Problem details: Please find the lines in the entries below that contain the word "required", and copy each one.

═══ Material for the task

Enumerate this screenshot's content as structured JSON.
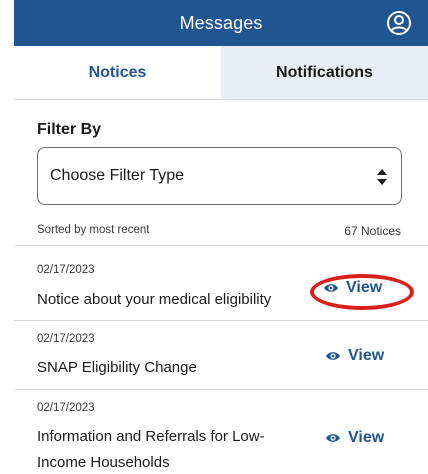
{
  "header": {
    "title": "Messages",
    "profile_icon": "account-circle-icon"
  },
  "tabs": [
    {
      "label": "Notices",
      "selected": true
    },
    {
      "label": "Notifications",
      "selected": false
    }
  ],
  "filter": {
    "label": "Filter By",
    "selected_value": "Choose Filter Type",
    "icon": "sort-arrows-icon"
  },
  "list_meta": {
    "sort_text": "Sorted by most recent",
    "count_text": "67 Notices"
  },
  "notices": [
    {
      "date": "02/17/2023",
      "title": "Notice about your medical eligibility",
      "action": "View"
    },
    {
      "date": "02/17/2023",
      "title": "SNAP Eligibility Change",
      "action": "View"
    },
    {
      "date": "02/17/2023",
      "title": "Information and Referrals for Low-Income Households",
      "action": "View"
    }
  ],
  "colors": {
    "brand": "#1f5591",
    "selected_tab_bg": "#ffffff",
    "unselected_tab_bg": "#e8eff7",
    "annotation_ring": "#d9201c"
  },
  "view_icon": "eye-icon"
}
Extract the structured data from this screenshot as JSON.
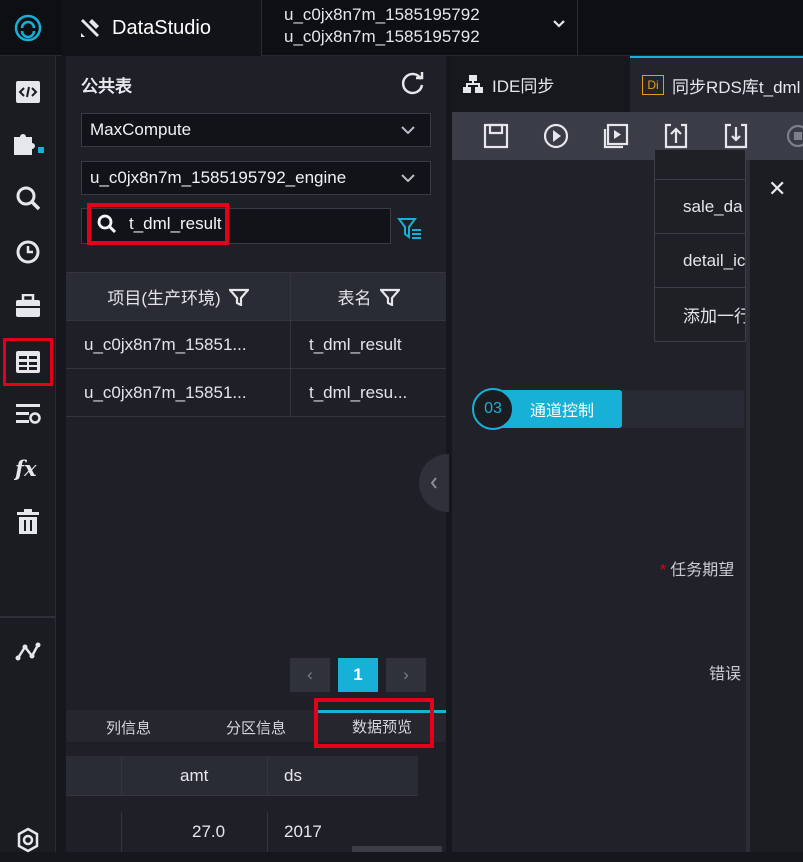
{
  "topbar": {
    "brand": "DataStudio",
    "project_line1": "u_c0jx8n7m_1585195792",
    "project_line2": "u_c0jx8n7m_1585195792"
  },
  "nav": {
    "icons": [
      "code-icon",
      "puzzle-icon",
      "search-icon",
      "clock-icon",
      "briefcase-icon",
      "table-icon",
      "list-settings-icon",
      "function-icon",
      "trash-icon",
      "graph-icon",
      "settings-icon"
    ]
  },
  "panel": {
    "title": "公共表",
    "engine_type": "MaxCompute",
    "engine_name": "u_c0jx8n7m_1585195792_engine",
    "search_value": "t_dml_result",
    "columns": [
      "项目(生产环境)",
      "表名"
    ],
    "rows": [
      {
        "project": "u_c0jx8n7m_15851...",
        "table": "t_dml_result"
      },
      {
        "project": "u_c0jx8n7m_15851...",
        "table": "t_dml_resu..."
      }
    ],
    "pager": {
      "prev": "‹",
      "current": "1",
      "next": "›"
    },
    "tabs": [
      "列信息",
      "分区信息",
      "数据预览"
    ],
    "preview": {
      "columns": [
        "amt",
        "ds"
      ],
      "rows": [
        [
          "27.0",
          "2017"
        ]
      ]
    }
  },
  "editor": {
    "tabs": [
      "IDE同步",
      "同步RDS库t_dml"
    ],
    "di_badge": "Di",
    "fields": [
      "sale_da",
      "detail_ic",
      "添加一行"
    ],
    "step_number": "03",
    "step_label": "通道控制",
    "label_expected": "任务期望",
    "label_error": "错误"
  },
  "colors": {
    "accent": "#17b0d6",
    "highlight": "#e4001a"
  }
}
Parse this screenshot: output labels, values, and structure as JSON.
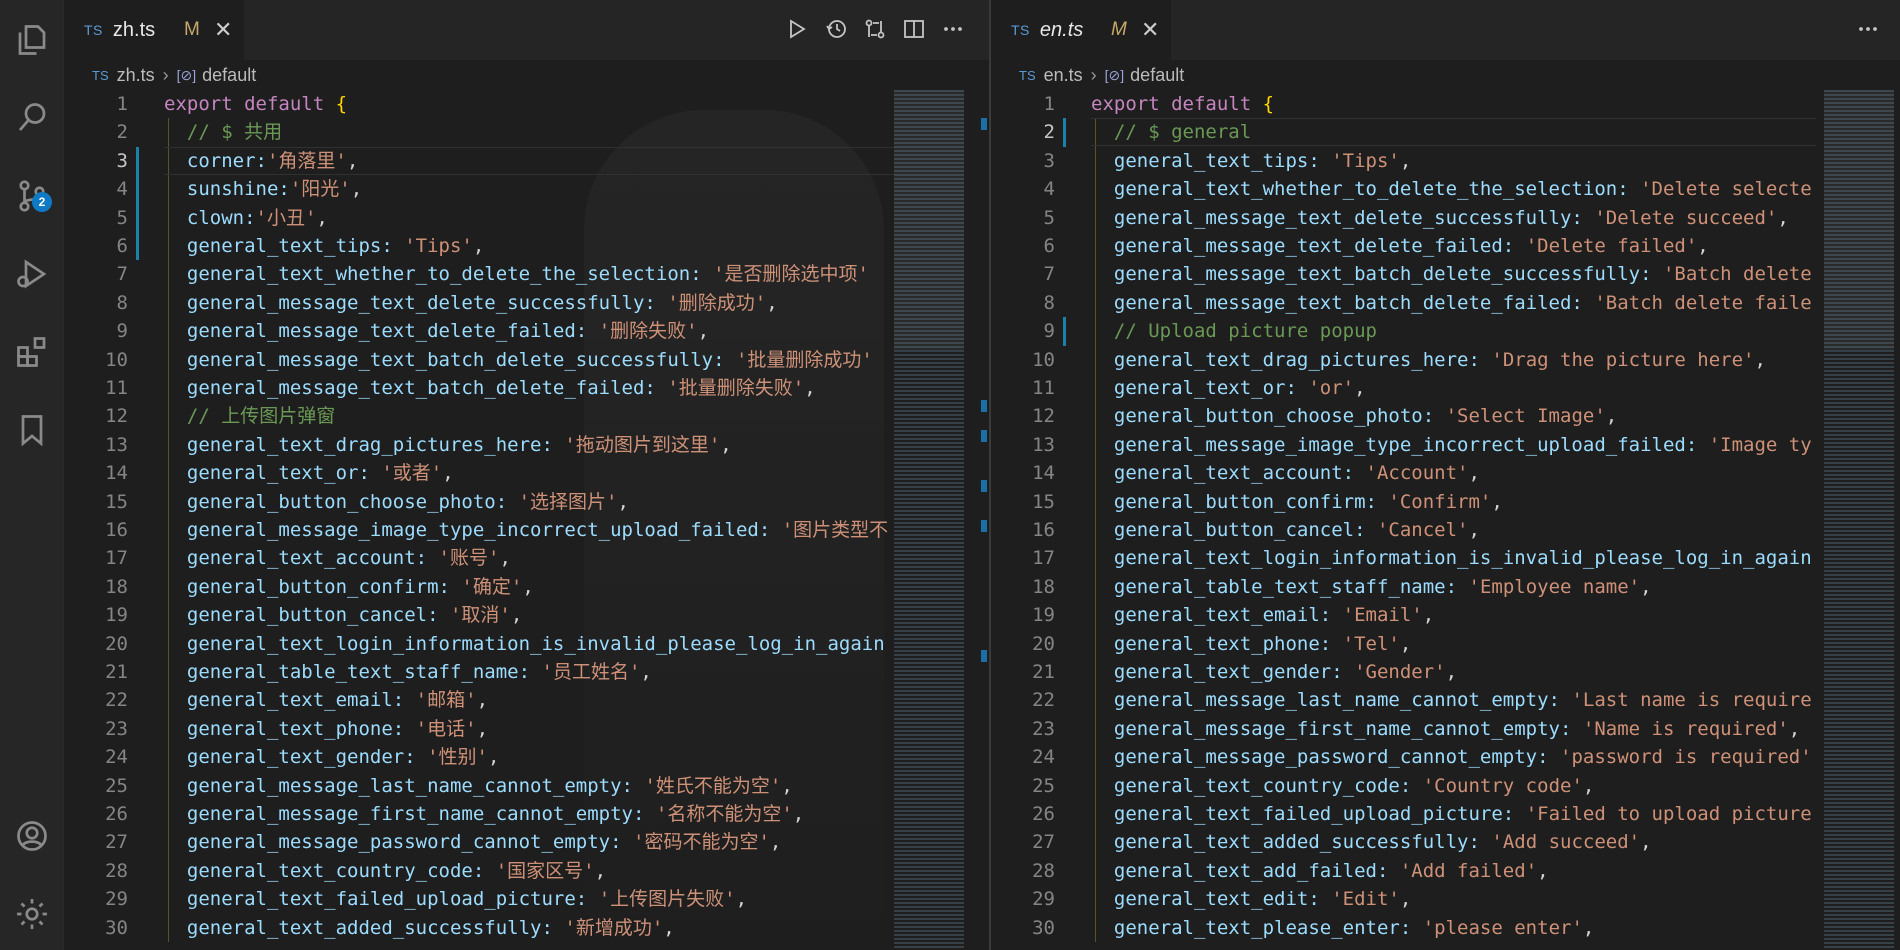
{
  "activity_bar": {
    "scm_badge": "2"
  },
  "left": {
    "tab": {
      "type": "TS",
      "filename": "zh.ts",
      "status": "M"
    },
    "breadcrumb": {
      "type": "TS",
      "file": "zh.ts",
      "symbol": "default"
    },
    "lines": [
      {
        "n": "1",
        "k": "",
        "kw": "export default ",
        "v": "",
        "br": "{"
      },
      {
        "n": "2",
        "com": "  // $ 共用"
      },
      {
        "n": "3",
        "k": "  corner:",
        "v": "'角落里'",
        "p": ","
      },
      {
        "n": "4",
        "k": "  sunshine:",
        "v": "'阳光'",
        "p": ","
      },
      {
        "n": "5",
        "k": "  clown:",
        "v": "'小丑'",
        "p": ","
      },
      {
        "n": "6",
        "k": "  general_text_tips: ",
        "v": "'Tips'",
        "p": ","
      },
      {
        "n": "7",
        "k": "  general_text_whether_to_delete_the_selection: ",
        "v": "'是否删除选中项'",
        "p": ""
      },
      {
        "n": "8",
        "k": "  general_message_text_delete_successfully: ",
        "v": "'删除成功'",
        "p": ","
      },
      {
        "n": "9",
        "k": "  general_message_text_delete_failed: ",
        "v": "'删除失败'",
        "p": ","
      },
      {
        "n": "10",
        "k": "  general_message_text_batch_delete_successfully: ",
        "v": "'批量删除成功'",
        "p": ""
      },
      {
        "n": "11",
        "k": "  general_message_text_batch_delete_failed: ",
        "v": "'批量删除失败'",
        "p": ","
      },
      {
        "n": "12",
        "com": "  // 上传图片弹窗"
      },
      {
        "n": "13",
        "k": "  general_text_drag_pictures_here: ",
        "v": "'拖动图片到这里'",
        "p": ","
      },
      {
        "n": "14",
        "k": "  general_text_or: ",
        "v": "'或者'",
        "p": ","
      },
      {
        "n": "15",
        "k": "  general_button_choose_photo: ",
        "v": "'选择图片'",
        "p": ","
      },
      {
        "n": "16",
        "k": "  general_message_image_type_incorrect_upload_failed: ",
        "v": "'图片类型不",
        "p": ""
      },
      {
        "n": "17",
        "k": "  general_text_account: ",
        "v": "'账号'",
        "p": ","
      },
      {
        "n": "18",
        "k": "  general_button_confirm: ",
        "v": "'确定'",
        "p": ","
      },
      {
        "n": "19",
        "k": "  general_button_cancel: ",
        "v": "'取消'",
        "p": ","
      },
      {
        "n": "20",
        "k": "  general_text_login_information_is_invalid_please_log_in_again",
        "v": "",
        "p": ""
      },
      {
        "n": "21",
        "k": "  general_table_text_staff_name: ",
        "v": "'员工姓名'",
        "p": ","
      },
      {
        "n": "22",
        "k": "  general_text_email: ",
        "v": "'邮箱'",
        "p": ","
      },
      {
        "n": "23",
        "k": "  general_text_phone: ",
        "v": "'电话'",
        "p": ","
      },
      {
        "n": "24",
        "k": "  general_text_gender: ",
        "v": "'性别'",
        "p": ","
      },
      {
        "n": "25",
        "k": "  general_message_last_name_cannot_empty: ",
        "v": "'姓氏不能为空'",
        "p": ","
      },
      {
        "n": "26",
        "k": "  general_message_first_name_cannot_empty: ",
        "v": "'名称不能为空'",
        "p": ","
      },
      {
        "n": "27",
        "k": "  general_message_password_cannot_empty: ",
        "v": "'密码不能为空'",
        "p": ","
      },
      {
        "n": "28",
        "k": "  general_text_country_code: ",
        "v": "'国家区号'",
        "p": ","
      },
      {
        "n": "29",
        "k": "  general_text_failed_upload_picture: ",
        "v": "'上传图片失败'",
        "p": ","
      },
      {
        "n": "30",
        "k": "  general_text_added_successfully: ",
        "v": "'新增成功'",
        "p": ","
      }
    ]
  },
  "right": {
    "tab": {
      "type": "TS",
      "filename": "en.ts",
      "status": "M"
    },
    "breadcrumb": {
      "type": "TS",
      "file": "en.ts",
      "symbol": "default"
    },
    "lines": [
      {
        "n": "1",
        "k": "",
        "kw": "export default ",
        "v": "",
        "br": "{"
      },
      {
        "n": "2",
        "com": "  // $ general"
      },
      {
        "n": "3",
        "k": "  general_text_tips: ",
        "v": "'Tips'",
        "p": ","
      },
      {
        "n": "4",
        "k": "  general_text_whether_to_delete_the_selection: ",
        "v": "'Delete selecte",
        "p": ""
      },
      {
        "n": "5",
        "k": "  general_message_text_delete_successfully: ",
        "v": "'Delete succeed'",
        "p": ","
      },
      {
        "n": "6",
        "k": "  general_message_text_delete_failed: ",
        "v": "'Delete failed'",
        "p": ","
      },
      {
        "n": "7",
        "k": "  general_message_text_batch_delete_successfully: ",
        "v": "'Batch delete",
        "p": ""
      },
      {
        "n": "8",
        "k": "  general_message_text_batch_delete_failed: ",
        "v": "'Batch delete faile",
        "p": ""
      },
      {
        "n": "9",
        "com": "  // Upload picture popup"
      },
      {
        "n": "10",
        "k": "  general_text_drag_pictures_here: ",
        "v": "'Drag the picture here'",
        "p": ","
      },
      {
        "n": "11",
        "k": "  general_text_or: ",
        "v": "'or'",
        "p": ","
      },
      {
        "n": "12",
        "k": "  general_button_choose_photo: ",
        "v": "'Select Image'",
        "p": ","
      },
      {
        "n": "13",
        "k": "  general_message_image_type_incorrect_upload_failed: ",
        "v": "'Image ty",
        "p": ""
      },
      {
        "n": "14",
        "k": "  general_text_account: ",
        "v": "'Account'",
        "p": ","
      },
      {
        "n": "15",
        "k": "  general_button_confirm: ",
        "v": "'Confirm'",
        "p": ","
      },
      {
        "n": "16",
        "k": "  general_button_cancel: ",
        "v": "'Cancel'",
        "p": ","
      },
      {
        "n": "17",
        "k": "  general_text_login_information_is_invalid_please_log_in_again",
        "v": "",
        "p": ""
      },
      {
        "n": "18",
        "k": "  general_table_text_staff_name: ",
        "v": "'Employee name'",
        "p": ","
      },
      {
        "n": "19",
        "k": "  general_text_email: ",
        "v": "'Email'",
        "p": ","
      },
      {
        "n": "20",
        "k": "  general_text_phone: ",
        "v": "'Tel'",
        "p": ","
      },
      {
        "n": "21",
        "k": "  general_text_gender: ",
        "v": "'Gender'",
        "p": ","
      },
      {
        "n": "22",
        "k": "  general_message_last_name_cannot_empty: ",
        "v": "'Last name is require",
        "p": ""
      },
      {
        "n": "23",
        "k": "  general_message_first_name_cannot_empty: ",
        "v": "'Name is required'",
        "p": ","
      },
      {
        "n": "24",
        "k": "  general_message_password_cannot_empty: ",
        "v": "'password is required'",
        "p": ""
      },
      {
        "n": "25",
        "k": "  general_text_country_code: ",
        "v": "'Country code'",
        "p": ","
      },
      {
        "n": "26",
        "k": "  general_text_failed_upload_picture: ",
        "v": "'Failed to upload picture",
        "p": ""
      },
      {
        "n": "27",
        "k": "  general_text_added_successfully: ",
        "v": "'Add succeed'",
        "p": ","
      },
      {
        "n": "28",
        "k": "  general_text_add_failed: ",
        "v": "'Add failed'",
        "p": ","
      },
      {
        "n": "29",
        "k": "  general_text_edit: ",
        "v": "'Edit'",
        "p": ","
      },
      {
        "n": "30",
        "k": "  general_text_please_enter: ",
        "v": "'please enter'",
        "p": ","
      }
    ]
  },
  "colors": {
    "key": "#9cdcfe",
    "string": "#ce9178",
    "comment": "#6a9955",
    "keyword": "#c586c0",
    "bracket": "#ffd700",
    "badge": "#0e7ac4"
  }
}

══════

Task result:
        "v": "'Name is required'",
        "v": "'password is required'",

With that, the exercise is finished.